Wedding season is almost at its end – for me, at least – and although witnessing so many of my friends swearing eternal loyalty and never ending love to each other over the course of this summer has brought tears of joy to my eyes (especially when seeing my best and oldest friend in the world in her gorgeous wedding dress), it’s also hit me pretty hard. No, not financially, dears; on a psychological and emotional level, since it’s made me rethink and re-evaluate an entire vision on love and romantic relationships.
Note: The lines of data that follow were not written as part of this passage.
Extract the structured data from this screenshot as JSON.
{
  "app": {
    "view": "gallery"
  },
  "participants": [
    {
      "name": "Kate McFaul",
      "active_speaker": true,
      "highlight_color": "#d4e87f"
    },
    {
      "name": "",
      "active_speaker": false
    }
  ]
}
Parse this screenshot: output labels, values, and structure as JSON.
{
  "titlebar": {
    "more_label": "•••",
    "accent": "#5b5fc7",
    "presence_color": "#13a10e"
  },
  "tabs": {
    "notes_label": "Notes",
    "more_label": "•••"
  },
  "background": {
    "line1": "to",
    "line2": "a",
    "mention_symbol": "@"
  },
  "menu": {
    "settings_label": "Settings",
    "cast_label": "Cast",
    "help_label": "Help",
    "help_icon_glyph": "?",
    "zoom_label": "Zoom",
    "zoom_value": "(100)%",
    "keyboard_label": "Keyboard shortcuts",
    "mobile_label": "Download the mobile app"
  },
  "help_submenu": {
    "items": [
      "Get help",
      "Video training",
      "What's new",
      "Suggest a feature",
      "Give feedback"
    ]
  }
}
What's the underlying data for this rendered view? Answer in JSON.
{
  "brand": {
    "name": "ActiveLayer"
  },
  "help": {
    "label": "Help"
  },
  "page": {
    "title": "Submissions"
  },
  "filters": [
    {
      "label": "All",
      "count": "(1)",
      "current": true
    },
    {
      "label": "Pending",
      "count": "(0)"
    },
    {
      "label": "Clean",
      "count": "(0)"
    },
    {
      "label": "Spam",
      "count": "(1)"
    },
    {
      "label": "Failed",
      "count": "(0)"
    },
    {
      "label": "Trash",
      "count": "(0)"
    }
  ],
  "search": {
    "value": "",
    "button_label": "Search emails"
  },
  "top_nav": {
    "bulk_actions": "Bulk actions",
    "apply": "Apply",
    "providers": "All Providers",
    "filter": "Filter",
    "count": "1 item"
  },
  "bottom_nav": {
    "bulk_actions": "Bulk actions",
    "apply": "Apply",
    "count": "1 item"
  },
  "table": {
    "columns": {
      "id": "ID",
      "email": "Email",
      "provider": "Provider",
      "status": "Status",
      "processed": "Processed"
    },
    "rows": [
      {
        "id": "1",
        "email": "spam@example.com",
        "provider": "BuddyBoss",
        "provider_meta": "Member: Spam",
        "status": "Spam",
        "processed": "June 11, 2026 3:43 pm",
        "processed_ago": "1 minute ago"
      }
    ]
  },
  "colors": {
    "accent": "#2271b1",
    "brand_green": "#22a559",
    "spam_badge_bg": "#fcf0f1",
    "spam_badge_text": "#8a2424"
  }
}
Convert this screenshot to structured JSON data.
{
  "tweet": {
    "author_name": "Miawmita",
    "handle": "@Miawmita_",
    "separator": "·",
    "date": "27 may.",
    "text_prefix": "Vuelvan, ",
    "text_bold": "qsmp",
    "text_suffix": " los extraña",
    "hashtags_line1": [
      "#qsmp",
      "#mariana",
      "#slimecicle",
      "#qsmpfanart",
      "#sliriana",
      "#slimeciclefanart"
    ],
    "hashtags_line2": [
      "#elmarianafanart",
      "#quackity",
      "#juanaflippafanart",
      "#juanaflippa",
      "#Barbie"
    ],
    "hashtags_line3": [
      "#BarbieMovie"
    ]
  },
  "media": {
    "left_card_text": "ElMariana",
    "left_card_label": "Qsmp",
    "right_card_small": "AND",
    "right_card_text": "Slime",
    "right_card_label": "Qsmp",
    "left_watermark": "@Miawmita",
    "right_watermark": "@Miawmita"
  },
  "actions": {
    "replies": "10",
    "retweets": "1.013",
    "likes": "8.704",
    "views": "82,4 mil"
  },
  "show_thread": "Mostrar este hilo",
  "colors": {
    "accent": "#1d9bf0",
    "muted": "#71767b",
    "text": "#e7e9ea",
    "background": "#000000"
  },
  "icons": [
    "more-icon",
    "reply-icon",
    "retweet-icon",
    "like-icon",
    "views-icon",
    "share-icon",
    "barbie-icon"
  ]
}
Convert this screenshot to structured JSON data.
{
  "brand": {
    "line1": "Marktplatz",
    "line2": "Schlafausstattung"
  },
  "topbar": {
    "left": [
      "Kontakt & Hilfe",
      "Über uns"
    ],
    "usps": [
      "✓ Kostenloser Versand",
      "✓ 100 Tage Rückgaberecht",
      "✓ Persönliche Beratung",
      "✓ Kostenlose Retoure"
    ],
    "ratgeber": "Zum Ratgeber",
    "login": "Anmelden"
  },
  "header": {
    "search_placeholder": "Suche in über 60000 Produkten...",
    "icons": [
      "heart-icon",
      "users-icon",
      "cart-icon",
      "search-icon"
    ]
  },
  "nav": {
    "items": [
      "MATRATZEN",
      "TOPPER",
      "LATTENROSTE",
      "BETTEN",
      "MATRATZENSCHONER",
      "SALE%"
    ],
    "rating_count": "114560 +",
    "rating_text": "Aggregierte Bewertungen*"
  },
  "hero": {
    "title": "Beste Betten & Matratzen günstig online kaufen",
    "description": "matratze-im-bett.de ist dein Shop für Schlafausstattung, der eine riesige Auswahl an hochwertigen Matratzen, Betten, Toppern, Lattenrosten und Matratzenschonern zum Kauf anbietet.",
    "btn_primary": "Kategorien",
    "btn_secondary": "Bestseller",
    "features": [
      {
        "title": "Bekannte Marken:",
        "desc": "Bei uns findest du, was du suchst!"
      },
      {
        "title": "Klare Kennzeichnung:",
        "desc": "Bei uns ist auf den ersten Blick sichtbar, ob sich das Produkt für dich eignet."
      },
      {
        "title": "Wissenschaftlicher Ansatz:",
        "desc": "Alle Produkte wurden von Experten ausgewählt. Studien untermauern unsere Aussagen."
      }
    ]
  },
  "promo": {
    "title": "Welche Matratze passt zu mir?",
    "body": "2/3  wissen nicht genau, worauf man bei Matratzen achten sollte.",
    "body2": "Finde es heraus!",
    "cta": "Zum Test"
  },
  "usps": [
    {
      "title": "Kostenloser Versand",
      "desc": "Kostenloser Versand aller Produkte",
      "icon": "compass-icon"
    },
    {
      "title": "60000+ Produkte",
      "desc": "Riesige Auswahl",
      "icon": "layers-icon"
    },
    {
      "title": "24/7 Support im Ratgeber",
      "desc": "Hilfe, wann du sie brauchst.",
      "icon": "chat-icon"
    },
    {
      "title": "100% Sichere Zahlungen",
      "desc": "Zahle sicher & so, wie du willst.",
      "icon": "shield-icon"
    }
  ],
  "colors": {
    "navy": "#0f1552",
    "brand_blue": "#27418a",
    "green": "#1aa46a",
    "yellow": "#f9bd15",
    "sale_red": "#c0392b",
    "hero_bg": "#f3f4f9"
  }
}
Now, we often mistake love for something else – infatuation, crazy attraction, insane desire, even pure and sheer loneliness and the need to feel a warm body (just about any! warm body) next to us during those cold nights – anything else except for love. But if you are not able to be the other person’s everything – their lover, their best friend, their partner through thick and thin, their lighthouse in the fog and their rock in the storm, then don’t you dare call it love. We like to talk big words, but most of us don’t seem to be capable of walking the walk.
Call me an idealist in matters of the heart, an absolutist if you will. I won’t walk into a relationship without those coveted butterflies in my stomach, I just won’t have it. But those poor butterflies are just as absolute in their worthlessness if they’re left alone to fend for themselves against the traps and dangers of this world. Devotion, the desire to share everything with the one you love, from the most miserable lows to the most exhilarating highs, wanting to help the other grow as an individual while also being in a couple, the desire to build something together.
What do I want from my life from now on? It’s been pointed that I probably want just what everybody else does: marriage, kids, a house with a white picket fence. Maybe so, but not necessarily in such traditional forms. The way I see it, marriage should most importantly be a marriage of souls; a signed piece of paper without the necessary intangible ingredients is no guarantee of a lasting relationship in the form of a marriage. The white picket fence? I think I’ll pass on the fences. I’m the kind of person who needs a certain sense of stability, but if I feel boxed in I will flee, that you can be sure of. So no white picket fences for me, please. More like the view of a seemingly endless vineyard and the desire to keep travelling the world even when hitting 70.
I may want a lot, but certainly not the impossible. I may be torn, but I’m certainly not confused.